### WHAT TO PRODUCE:
Extract all lines that hold "icon" from the records below.

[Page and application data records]
━━━━━━━━━━

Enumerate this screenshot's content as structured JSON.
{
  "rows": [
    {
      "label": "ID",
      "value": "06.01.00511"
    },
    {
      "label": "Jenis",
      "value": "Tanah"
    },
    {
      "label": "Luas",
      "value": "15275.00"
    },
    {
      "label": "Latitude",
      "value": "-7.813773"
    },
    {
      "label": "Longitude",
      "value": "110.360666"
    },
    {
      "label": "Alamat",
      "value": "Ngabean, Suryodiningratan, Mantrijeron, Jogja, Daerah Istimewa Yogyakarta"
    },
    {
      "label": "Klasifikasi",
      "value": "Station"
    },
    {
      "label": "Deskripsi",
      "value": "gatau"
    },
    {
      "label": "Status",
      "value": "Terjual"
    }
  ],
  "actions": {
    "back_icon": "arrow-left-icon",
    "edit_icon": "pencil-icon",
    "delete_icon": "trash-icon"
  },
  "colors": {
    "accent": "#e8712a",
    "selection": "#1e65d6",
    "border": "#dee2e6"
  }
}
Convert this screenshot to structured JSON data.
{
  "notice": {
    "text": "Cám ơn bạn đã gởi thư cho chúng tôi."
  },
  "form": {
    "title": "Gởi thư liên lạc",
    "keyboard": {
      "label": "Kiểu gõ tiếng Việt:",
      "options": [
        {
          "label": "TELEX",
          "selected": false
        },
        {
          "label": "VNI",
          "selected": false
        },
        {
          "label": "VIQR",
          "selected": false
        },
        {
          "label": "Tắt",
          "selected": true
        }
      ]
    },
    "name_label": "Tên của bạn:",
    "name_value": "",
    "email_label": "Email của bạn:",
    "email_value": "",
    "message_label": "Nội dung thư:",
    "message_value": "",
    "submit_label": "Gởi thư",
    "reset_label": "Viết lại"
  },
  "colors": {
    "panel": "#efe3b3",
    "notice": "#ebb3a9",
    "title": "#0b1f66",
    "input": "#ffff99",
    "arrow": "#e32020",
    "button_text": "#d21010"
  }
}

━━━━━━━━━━

### WORKED SOLUTION:
    "back_icon": "arrow-left-icon",
    "edit_icon": "pencil-icon",
    "delete_icon": "trash-icon"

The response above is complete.